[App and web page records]
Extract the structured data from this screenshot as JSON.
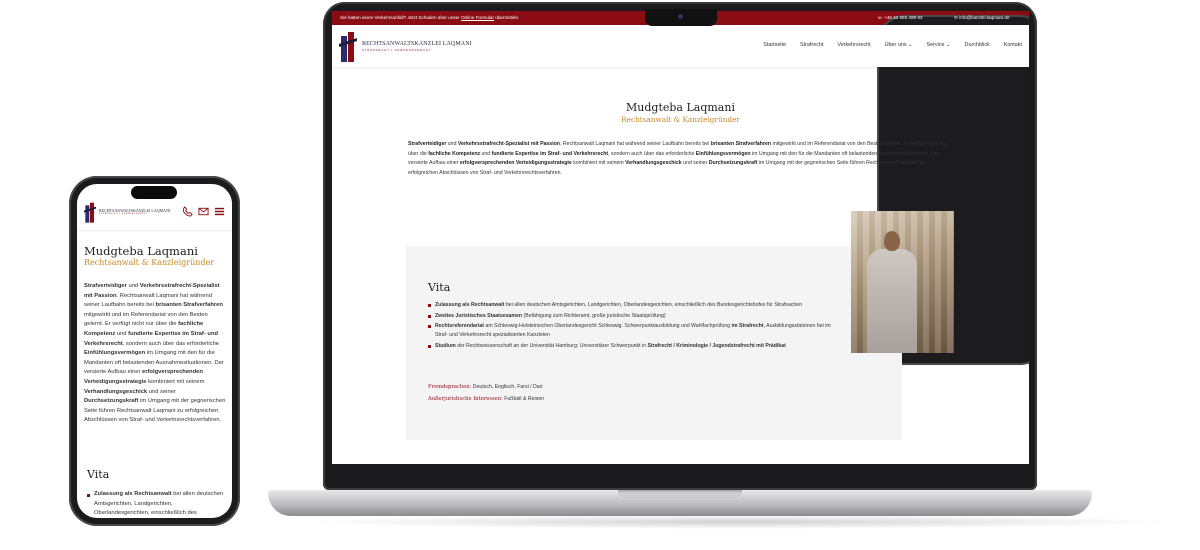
{
  "site": {
    "topbar": {
      "notice_prefix": "Sie hatten einen Verkehrsunfall? Jetzt Schaden über unser ",
      "notice_link": "Online Formular",
      "notice_suffix": " übermitteln.",
      "phone_icon": "☏",
      "phone": "+49 40 555 499 93",
      "mail_icon": "✉",
      "email": "info@kanzlei-laqmani.de"
    },
    "logo": {
      "name": "RECHTSANWALTSKANZLEI LAQMANI",
      "sub": "STRAFRECHT  |  VERKEHRSRECHT"
    },
    "nav": [
      "Startseite",
      "Strafrecht",
      "Verkehrsrecht",
      "Über uns ⌄",
      "Service ⌄",
      "Durchblick",
      "Kontakt"
    ],
    "hero": {
      "name": "Mudgteba Laqmani",
      "role": "Rechtsanwalt & Kanzleigründer"
    },
    "intro": {
      "s1": "Strafverteidiger",
      "t1": " und ",
      "s2": "Verkehrsstrafrecht-Spezialist mit Passion",
      "t2": ". Rechtsanwalt Laqmani hat während seiner Laufbahn bereits bei ",
      "s3": "brisanten Strafverfahren",
      "t3": " mitgewirkt und im Referendariat von den Besten gelernt. Er verfügt nicht nur über die ",
      "s4": "fachliche Kompetenz",
      "t4": " und ",
      "s5": "fundierte Expertise im Straf- und Verkehrsrecht",
      "t5": ", sondern auch über das erforderliche ",
      "s6": "Einfühlungsvermögen",
      "t6": " im Umgang mit den für die Mandanten oft belastenden Ausnahmesituationen.  Der versierte Aufbau einer ",
      "s7": "erfolgversprechenden Verteidigungsstrategie",
      "t7": " kombiniert mit seinem ",
      "s8": "Verhandlungsgeschick",
      "t8": " und seiner ",
      "s9": "Durchsetzungskraft",
      "t9": " im Umgang mit der gegnerischen Seite führen Rechtsanwalt Laqmani zu erfolgreichen Abschlüssen von Straf- und Verkehrsrechtsverfahren."
    },
    "vita": {
      "title": "Vita",
      "items": [
        {
          "bold": "Zulassung als Rechtsanwalt",
          "text": " bei allen deutschen Amtsgerichten, Landgerichten, Oberlandesgerichten, einschließlich des Bundesgerichtshofes für Strafsachen"
        },
        {
          "bold": "Zweites Juristisches Staatsexamen",
          "text": " (Befähigung zum Richteramt, große juristische Staatsprüfung)"
        },
        {
          "bold": "Rechtsreferendariat",
          "text": " am Schleswig-Holsteinischen Oberlandesgericht Schleswig. Schwerpunktausbildung und Wahlfachprüfung ",
          "bold2": "im Strafrecht",
          "text2": ", Ausbildungsstationen bei im Straf- und Verkehrsrecht spezialisierten Kanzleien"
        },
        {
          "bold": "Studium",
          "text": " der Rechtswissenschaft an der Universität Hamburg; Universitärer Schwerpunkt in ",
          "bold2": "Strafrecht / Kriminologie / Jugendstrafrecht mit Prädikat",
          "text2": ""
        }
      ],
      "languages_label": "Fremdsprachen:",
      "languages": " Deutsch, Englisch, Farsi / Dari",
      "interests_label": "Außerjuristische Interessen:",
      "interests": " Fußball & Reisen"
    }
  },
  "mobile": {
    "logo_name": "RECHTSANWALTSKANZLEI LAQMANI",
    "logo_sub": "STRAFRECHT  |  VERKEHRSRECHT",
    "icons": [
      "phone-icon",
      "mail-icon",
      "menu-icon"
    ],
    "vita_item_partial": "Zulassung als Rechtsanwalt",
    "vita_item_partial_text": " bei allen deutschen Amtsgerichten, Landgerichten, Oberlandesgerichten, einschließlich des"
  },
  "colors": {
    "brand_red": "#8b0d13",
    "accent_gold": "#c68a2a",
    "vita_bg": "#f4f4f4"
  }
}
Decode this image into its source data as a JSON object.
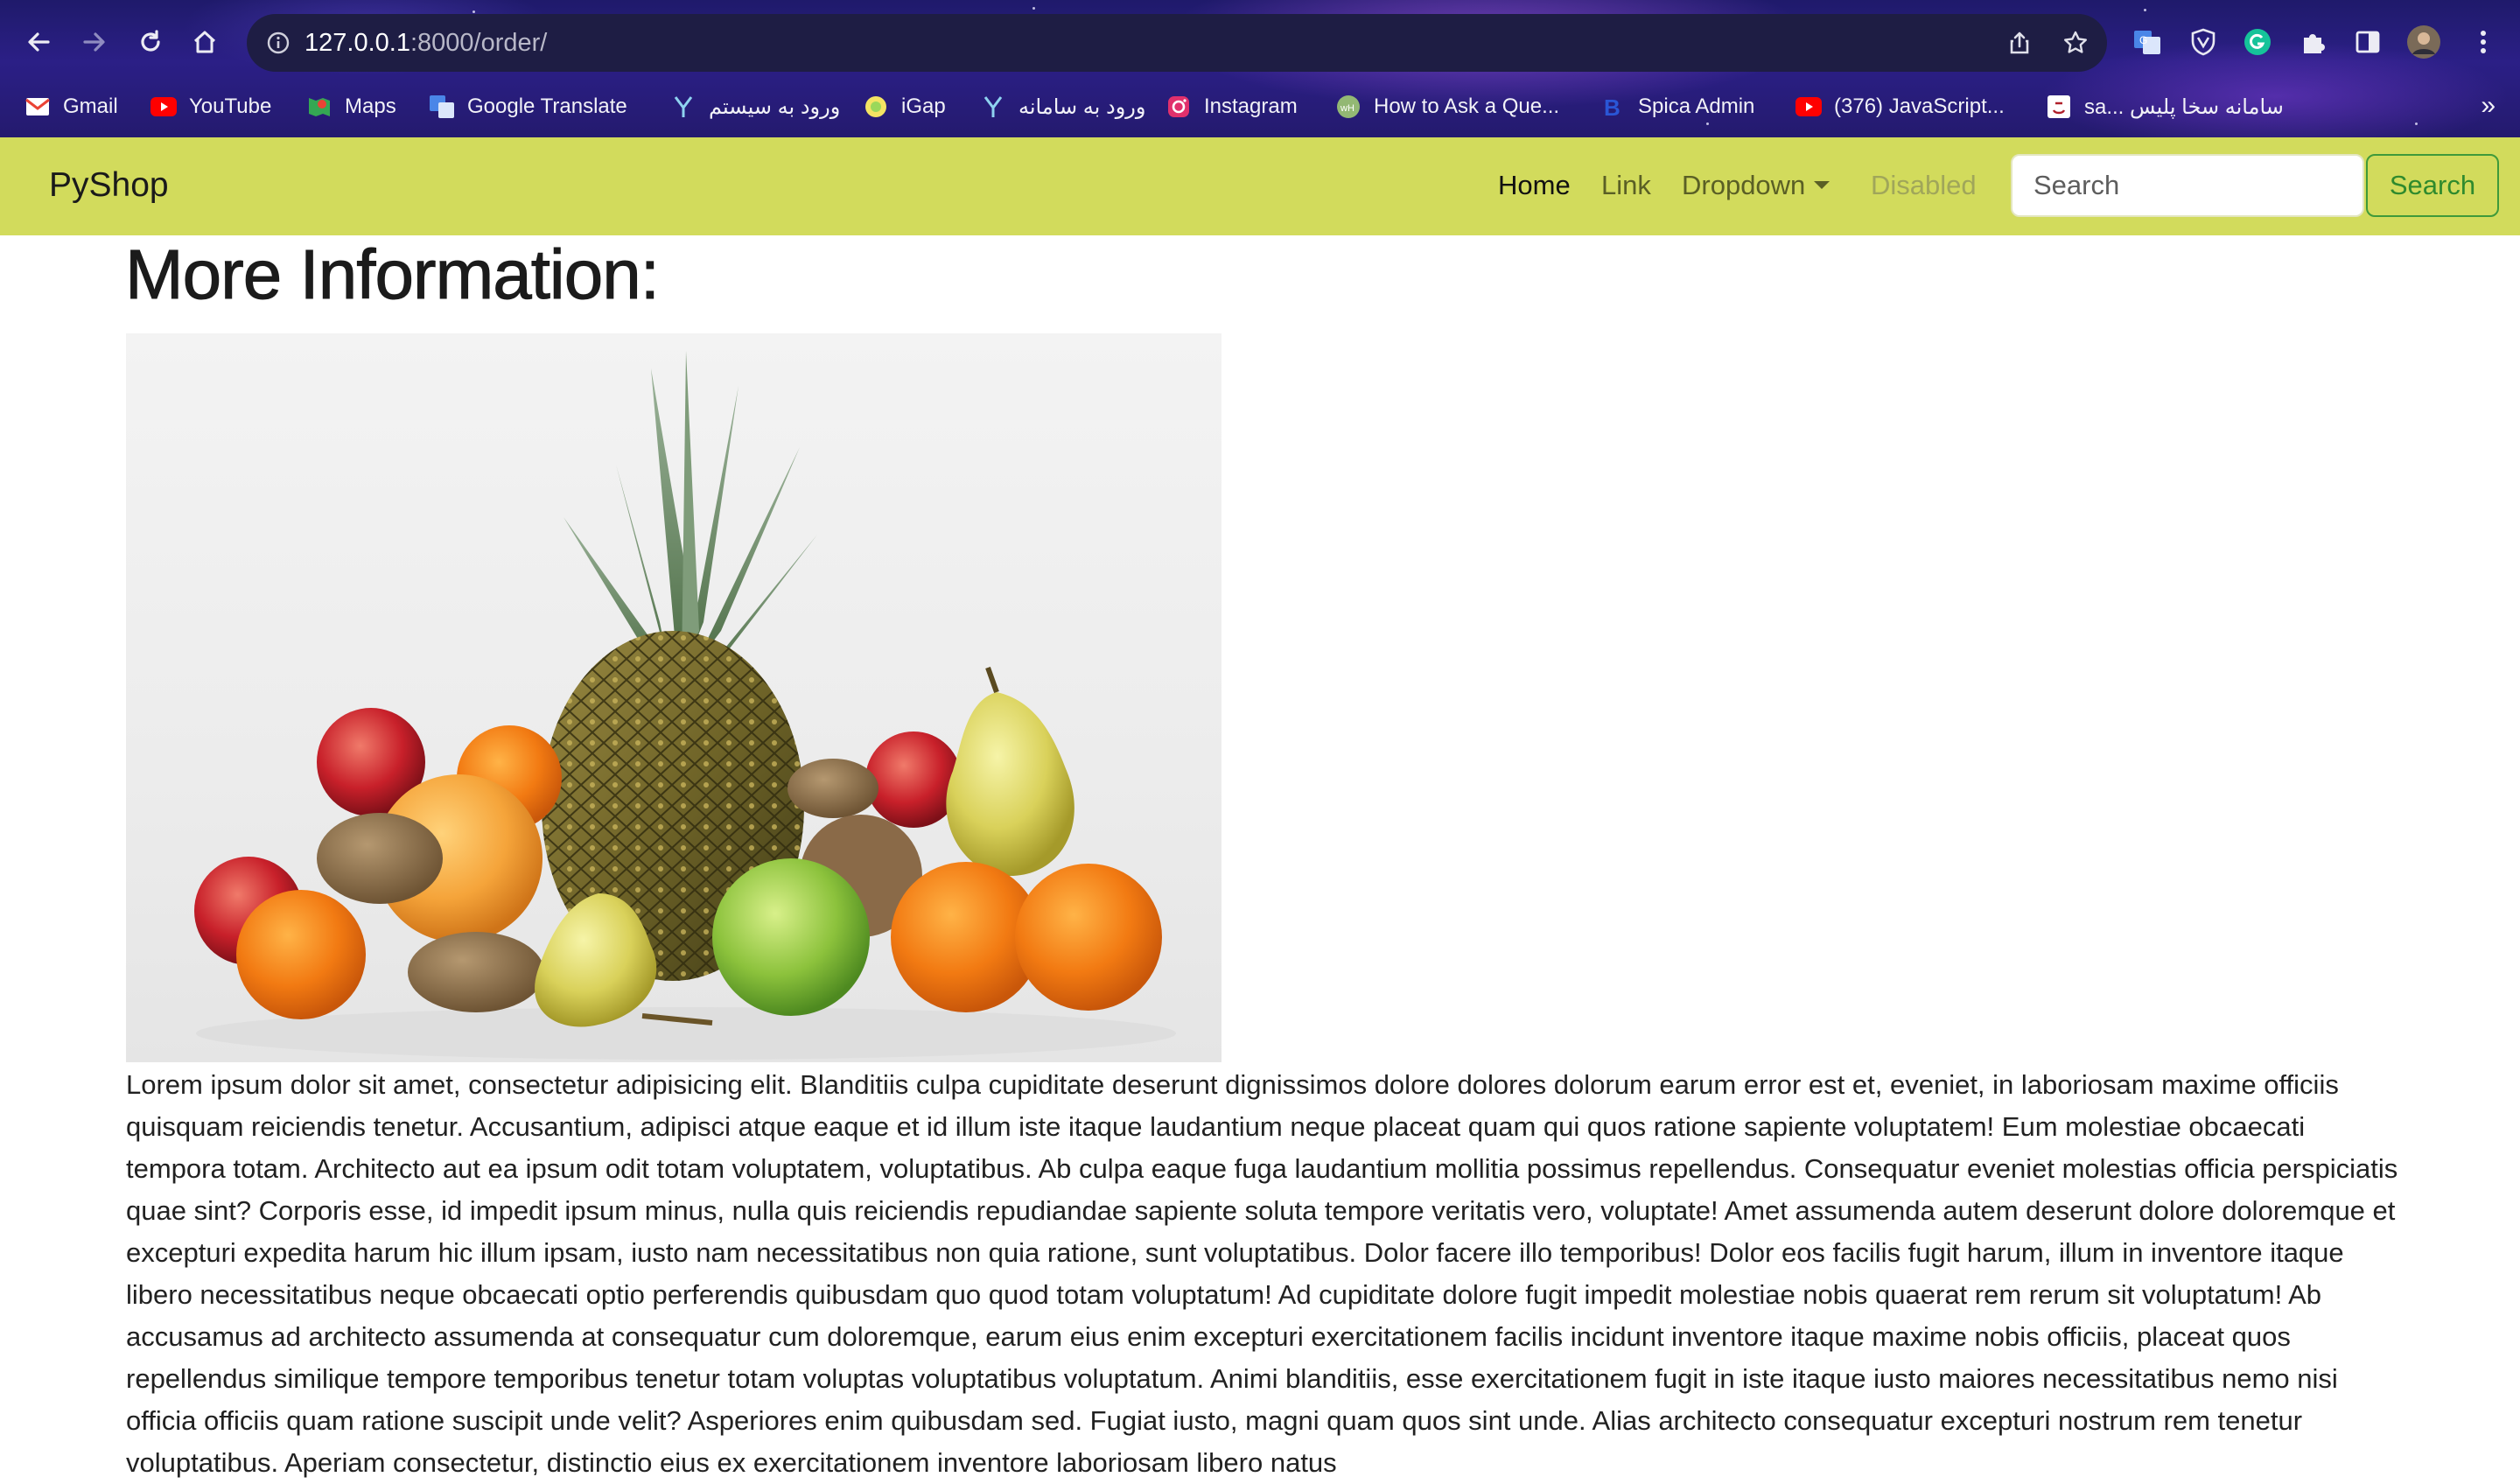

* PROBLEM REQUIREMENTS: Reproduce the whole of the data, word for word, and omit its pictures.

* RESPONSE:
Extract the structured data from this screenshot as JSON.
{
  "site": {
    "topbar": {
      "notice_prefix": "Sie hatten einen Verkehrsunfall? Jetzt Schaden über unser ",
      "notice_link": "Online Formular",
      "notice_suffix": " übermitteln.",
      "phone_icon": "☏",
      "phone": "+49 40 555 499 93",
      "mail_icon": "✉",
      "email": "info@kanzlei-laqmani.de"
    },
    "logo": {
      "name": "RECHTSANWALTSKANZLEI LAQMANI",
      "sub": "STRAFRECHT  |  VERKEHRSRECHT"
    },
    "nav": [
      "Startseite",
      "Strafrecht",
      "Verkehrsrecht",
      "Über uns ⌄",
      "Service ⌄",
      "Durchblick",
      "Kontakt"
    ],
    "hero": {
      "name": "Mudgteba Laqmani",
      "role": "Rechtsanwalt & Kanzleigründer"
    },
    "intro": {
      "s1": "Strafverteidiger",
      "t1": " und ",
      "s2": "Verkehrsstrafrecht-Spezialist mit Passion",
      "t2": ". Rechtsanwalt Laqmani hat während seiner Laufbahn bereits bei ",
      "s3": "brisanten Strafverfahren",
      "t3": " mitgewirkt und im Referendariat von den Besten gelernt. Er verfügt nicht nur über die ",
      "s4": "fachliche Kompetenz",
      "t4": " und ",
      "s5": "fundierte Expertise im Straf- und Verkehrsrecht",
      "t5": ", sondern auch über das erforderliche ",
      "s6": "Einfühlungsvermögen",
      "t6": " im Umgang mit den für die Mandanten oft belastenden Ausnahmesituationen.  Der versierte Aufbau einer ",
      "s7": "erfolgversprechenden Verteidigungsstrategie",
      "t7": " kombiniert mit seinem ",
      "s8": "Verhandlungsgeschick",
      "t8": " und seiner ",
      "s9": "Durchsetzungskraft",
      "t9": " im Umgang mit der gegnerischen Seite führen Rechtsanwalt Laqmani zu erfolgreichen Abschlüssen von Straf- und Verkehrsrechtsverfahren."
    },
    "vita": {
      "title": "Vita",
      "items": [
        {
          "bold": "Zulassung als Rechtsanwalt",
          "text": " bei allen deutschen Amtsgerichten, Landgerichten, Oberlandesgerichten, einschließlich des Bundesgerichtshofes für Strafsachen"
        },
        {
          "bold": "Zweites Juristisches Staatsexamen",
          "text": " (Befähigung zum Richteramt, große juristische Staatsprüfung)"
        },
        {
          "bold": "Rechtsreferendariat",
          "text": " am Schleswig-Holsteinischen Oberlandesgericht Schleswig. Schwerpunktausbildung und Wahlfachprüfung ",
          "bold2": "im Strafrecht",
          "text2": ", Ausbildungsstationen bei im Straf- und Verkehrsrecht spezialisierten Kanzleien"
        },
        {
          "bold": "Studium",
          "text": " der Rechtswissenschaft an der Universität Hamburg; Universitärer Schwerpunkt in ",
          "bold2": "Strafrecht / Kriminologie / Jugendstrafrecht mit Prädikat",
          "text2": ""
        }
      ],
      "languages_label": "Fremdsprachen:",
      "languages": " Deutsch, Englisch, Farsi / Dari",
      "interests_label": "Außerjuristische Interessen:",
      "interests": " Fußball & Reisen"
    }
  },
  "mobile": {
    "logo_name": "RECHTSANWALTSKANZLEI LAQMANI",
    "logo_sub": "STRAFRECHT  |  VERKEHRSRECHT",
    "icons": [
      "phone-icon",
      "mail-icon",
      "menu-icon"
    ],
    "vita_item_partial": "Zulassung als Rechtsanwalt",
    "vita_item_partial_text": " bei allen deutschen Amtsgerichten, Landgerichten, Oberlandesgerichten, einschließlich des"
  },
  "colors": {
    "brand_red": "#8b0d13",
    "accent_gold": "#c68a2a",
    "vita_bg": "#f4f4f4"
  }
}
Decode this image into its source data as a JSON object.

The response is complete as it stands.